In a situation rarely seen at the Montreal courthouse, the former number two man at city hall, Frank Zampino, appeared in court today on two separate sets of charges in two different courtrooms.
Both sets of charges are tied to municipal contracts awarded during Zampino's time as head of the city's executive committee.
Zampino is currently on trial for fraud, conspiracy and breach of trust connected to the Faubourg Contrecoeur development deal.
He was arrested in September on a whole new set of charges including fraud, conspiracy, municipal corruption and breach of trust in connection with the awarding of dozens of municipal contracts worth a total value of $160 million.
He has pleaded not guilty in the first case, and has yet to enter a plea in the second case.
Zampino's busy legal schedule led to a bizarre scenario at the Montreal courthouse Wednesday morning, with his lawyers finishing one matter in one courtroom, and then shuffling down a flight of stairs to the other courtroom where his trial continues.
Lawyer asks judge to toss one set of charges
Zampino was in the middle of being cross-examined when the Faubourg Contrecoeur trial was on recess in September.

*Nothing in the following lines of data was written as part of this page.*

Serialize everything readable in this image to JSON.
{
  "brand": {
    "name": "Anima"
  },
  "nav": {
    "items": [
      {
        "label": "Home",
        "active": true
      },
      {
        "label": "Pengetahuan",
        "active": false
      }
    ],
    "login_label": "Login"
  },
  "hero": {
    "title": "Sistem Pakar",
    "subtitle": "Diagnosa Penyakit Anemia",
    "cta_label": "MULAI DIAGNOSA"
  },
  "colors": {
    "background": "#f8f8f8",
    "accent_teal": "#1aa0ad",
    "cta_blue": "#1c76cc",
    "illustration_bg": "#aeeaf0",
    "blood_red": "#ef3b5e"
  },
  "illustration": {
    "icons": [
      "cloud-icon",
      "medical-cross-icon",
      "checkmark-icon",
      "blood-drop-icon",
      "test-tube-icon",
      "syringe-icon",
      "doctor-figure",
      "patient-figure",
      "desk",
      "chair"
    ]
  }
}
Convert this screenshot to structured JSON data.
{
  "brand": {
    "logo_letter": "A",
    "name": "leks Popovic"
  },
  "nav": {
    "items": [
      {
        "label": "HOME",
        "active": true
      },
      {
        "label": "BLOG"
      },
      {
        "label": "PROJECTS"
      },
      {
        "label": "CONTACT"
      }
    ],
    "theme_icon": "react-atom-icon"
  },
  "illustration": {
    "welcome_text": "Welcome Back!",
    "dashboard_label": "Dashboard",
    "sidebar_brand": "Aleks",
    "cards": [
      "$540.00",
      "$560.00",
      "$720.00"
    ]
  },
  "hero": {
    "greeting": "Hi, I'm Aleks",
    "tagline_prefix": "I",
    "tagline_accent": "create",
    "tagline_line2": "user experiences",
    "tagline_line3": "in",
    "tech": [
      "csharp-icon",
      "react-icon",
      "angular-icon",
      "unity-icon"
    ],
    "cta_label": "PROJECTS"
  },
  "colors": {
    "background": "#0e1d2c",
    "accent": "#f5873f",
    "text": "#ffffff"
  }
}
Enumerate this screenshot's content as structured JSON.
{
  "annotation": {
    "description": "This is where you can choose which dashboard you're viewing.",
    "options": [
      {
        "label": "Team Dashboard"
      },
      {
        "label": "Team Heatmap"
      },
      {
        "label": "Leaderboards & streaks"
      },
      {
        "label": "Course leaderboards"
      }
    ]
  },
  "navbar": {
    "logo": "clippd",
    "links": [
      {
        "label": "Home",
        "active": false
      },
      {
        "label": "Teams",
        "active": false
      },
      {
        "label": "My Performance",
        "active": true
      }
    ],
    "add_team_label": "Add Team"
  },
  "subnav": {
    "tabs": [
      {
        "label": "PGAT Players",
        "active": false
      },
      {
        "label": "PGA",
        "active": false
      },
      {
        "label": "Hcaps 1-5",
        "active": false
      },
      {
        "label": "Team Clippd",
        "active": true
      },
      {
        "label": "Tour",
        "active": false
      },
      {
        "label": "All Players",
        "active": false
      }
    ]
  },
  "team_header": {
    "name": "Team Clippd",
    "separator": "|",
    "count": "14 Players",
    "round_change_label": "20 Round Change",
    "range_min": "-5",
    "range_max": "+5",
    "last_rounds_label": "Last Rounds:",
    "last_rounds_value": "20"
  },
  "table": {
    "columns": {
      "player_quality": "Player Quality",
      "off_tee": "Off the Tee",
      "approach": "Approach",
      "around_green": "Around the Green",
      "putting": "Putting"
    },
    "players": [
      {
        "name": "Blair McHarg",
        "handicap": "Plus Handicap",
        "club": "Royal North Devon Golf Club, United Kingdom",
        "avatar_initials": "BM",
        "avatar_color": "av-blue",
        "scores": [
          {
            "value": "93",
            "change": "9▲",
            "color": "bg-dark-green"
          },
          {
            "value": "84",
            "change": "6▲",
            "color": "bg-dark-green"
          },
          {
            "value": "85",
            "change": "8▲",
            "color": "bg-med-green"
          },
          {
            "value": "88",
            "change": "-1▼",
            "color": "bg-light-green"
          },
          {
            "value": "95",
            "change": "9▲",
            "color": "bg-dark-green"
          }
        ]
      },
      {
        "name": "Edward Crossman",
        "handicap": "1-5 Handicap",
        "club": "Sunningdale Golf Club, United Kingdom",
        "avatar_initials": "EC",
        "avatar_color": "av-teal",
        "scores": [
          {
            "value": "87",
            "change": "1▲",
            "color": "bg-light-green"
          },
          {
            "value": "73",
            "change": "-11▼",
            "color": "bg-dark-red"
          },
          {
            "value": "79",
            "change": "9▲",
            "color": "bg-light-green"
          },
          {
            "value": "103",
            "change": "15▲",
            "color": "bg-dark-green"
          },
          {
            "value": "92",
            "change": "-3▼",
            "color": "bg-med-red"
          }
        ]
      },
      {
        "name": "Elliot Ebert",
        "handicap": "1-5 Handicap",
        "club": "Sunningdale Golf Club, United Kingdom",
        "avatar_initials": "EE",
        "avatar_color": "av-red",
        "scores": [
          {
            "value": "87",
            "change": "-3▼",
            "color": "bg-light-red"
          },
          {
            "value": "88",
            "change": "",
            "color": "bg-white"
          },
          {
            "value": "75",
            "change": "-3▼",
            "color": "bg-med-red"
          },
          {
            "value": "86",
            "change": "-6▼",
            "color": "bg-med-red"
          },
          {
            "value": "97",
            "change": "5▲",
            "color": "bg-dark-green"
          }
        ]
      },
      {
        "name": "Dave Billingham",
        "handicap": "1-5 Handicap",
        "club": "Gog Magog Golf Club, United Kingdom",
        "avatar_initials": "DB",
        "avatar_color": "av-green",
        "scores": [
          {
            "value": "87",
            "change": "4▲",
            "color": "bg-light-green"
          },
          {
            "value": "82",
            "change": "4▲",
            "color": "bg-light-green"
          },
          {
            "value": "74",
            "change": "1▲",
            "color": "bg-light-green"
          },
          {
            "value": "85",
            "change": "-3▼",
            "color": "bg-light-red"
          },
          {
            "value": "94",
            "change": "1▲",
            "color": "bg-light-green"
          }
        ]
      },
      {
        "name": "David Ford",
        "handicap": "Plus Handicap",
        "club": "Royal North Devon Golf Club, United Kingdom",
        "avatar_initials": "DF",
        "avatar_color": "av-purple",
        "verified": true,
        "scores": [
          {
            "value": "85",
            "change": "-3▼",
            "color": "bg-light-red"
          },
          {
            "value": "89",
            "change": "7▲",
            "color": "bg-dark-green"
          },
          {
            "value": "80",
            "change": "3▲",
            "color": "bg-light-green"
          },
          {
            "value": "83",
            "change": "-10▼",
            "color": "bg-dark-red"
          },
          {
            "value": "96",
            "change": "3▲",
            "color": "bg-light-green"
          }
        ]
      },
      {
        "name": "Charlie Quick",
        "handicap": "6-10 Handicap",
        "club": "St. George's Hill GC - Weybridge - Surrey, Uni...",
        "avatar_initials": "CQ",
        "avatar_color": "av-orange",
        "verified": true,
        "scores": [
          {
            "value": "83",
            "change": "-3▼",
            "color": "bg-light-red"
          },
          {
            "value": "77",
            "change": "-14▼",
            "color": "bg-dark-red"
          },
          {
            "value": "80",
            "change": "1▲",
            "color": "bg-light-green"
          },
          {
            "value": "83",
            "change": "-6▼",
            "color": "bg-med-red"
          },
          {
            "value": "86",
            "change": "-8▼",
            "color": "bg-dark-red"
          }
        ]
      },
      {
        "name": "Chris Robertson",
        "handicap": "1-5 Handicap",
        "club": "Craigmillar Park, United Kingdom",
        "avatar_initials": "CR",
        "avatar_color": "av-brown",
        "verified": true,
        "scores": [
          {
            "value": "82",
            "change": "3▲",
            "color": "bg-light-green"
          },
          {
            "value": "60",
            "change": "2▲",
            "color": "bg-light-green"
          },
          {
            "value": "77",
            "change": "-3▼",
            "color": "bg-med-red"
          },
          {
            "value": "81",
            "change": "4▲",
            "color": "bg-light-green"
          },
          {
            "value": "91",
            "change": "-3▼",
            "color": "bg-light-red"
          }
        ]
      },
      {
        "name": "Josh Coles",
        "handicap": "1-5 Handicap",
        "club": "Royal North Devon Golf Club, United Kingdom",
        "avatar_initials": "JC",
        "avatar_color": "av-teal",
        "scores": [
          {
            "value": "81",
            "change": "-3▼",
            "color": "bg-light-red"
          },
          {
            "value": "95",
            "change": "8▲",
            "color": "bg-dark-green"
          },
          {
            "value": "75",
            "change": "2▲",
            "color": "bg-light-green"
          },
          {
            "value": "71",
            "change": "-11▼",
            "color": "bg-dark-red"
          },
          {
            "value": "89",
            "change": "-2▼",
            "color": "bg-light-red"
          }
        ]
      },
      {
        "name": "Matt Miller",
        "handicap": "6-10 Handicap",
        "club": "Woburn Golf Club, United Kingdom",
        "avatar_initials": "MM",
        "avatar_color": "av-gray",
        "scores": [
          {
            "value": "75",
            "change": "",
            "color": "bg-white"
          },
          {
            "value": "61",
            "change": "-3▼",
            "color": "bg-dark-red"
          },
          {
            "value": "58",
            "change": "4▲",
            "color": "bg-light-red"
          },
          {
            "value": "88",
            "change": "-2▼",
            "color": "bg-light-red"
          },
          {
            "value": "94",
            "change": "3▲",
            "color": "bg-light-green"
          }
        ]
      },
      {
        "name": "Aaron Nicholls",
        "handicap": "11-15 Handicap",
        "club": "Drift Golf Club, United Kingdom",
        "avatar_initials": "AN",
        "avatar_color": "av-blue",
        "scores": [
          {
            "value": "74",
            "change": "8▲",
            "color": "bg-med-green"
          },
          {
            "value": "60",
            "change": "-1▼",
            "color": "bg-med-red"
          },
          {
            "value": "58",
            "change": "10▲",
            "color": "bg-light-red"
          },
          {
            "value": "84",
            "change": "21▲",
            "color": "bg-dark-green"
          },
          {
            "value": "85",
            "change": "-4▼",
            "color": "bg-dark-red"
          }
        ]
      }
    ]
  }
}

It was during this break in the trial that he was arrested on the new charges.
Isabel Schurman, Zampino's lawyer, argued last month before Quebec Court Judge Yvan Poulton that it was highly unusual for someone to be arrested while they're in the midst being cross-examined in a separate trial.
Some lawyers from Zampino trial leave one courtroom where he appeared on new charges and head to another where his other trial continues pic.twitter.com/6rE3CxY2Cx— @Steverukavina
She told the court that the situation was unfair, and she filed a motion requesting that the charges against Zampino in the Faubourg Contrecoeur matter be stayed.
Poulin agreed to hear Schurman's arguments, but he said he would wait until all the testimony in the trial had wrapped up.
Zampino wants to speed up process for new charges
As for the the new charges Zampino faced Wednesday morning, Schurman told the judge in that case that Zampino would ask to be tried separately from his co-defendants.
Zampino would waive his right to a preliminary hearing so as to proceed to trial as quickly as possible, she added.
She said this was in part due to the fact that one of the co-accused, Bernard Trépanier, was "apparently terminally ill."
Trépanier is a former fundraiser for Zampino's political party. His name has come up several times in Zampino's other trial tied to Faubourg Contrecoeur.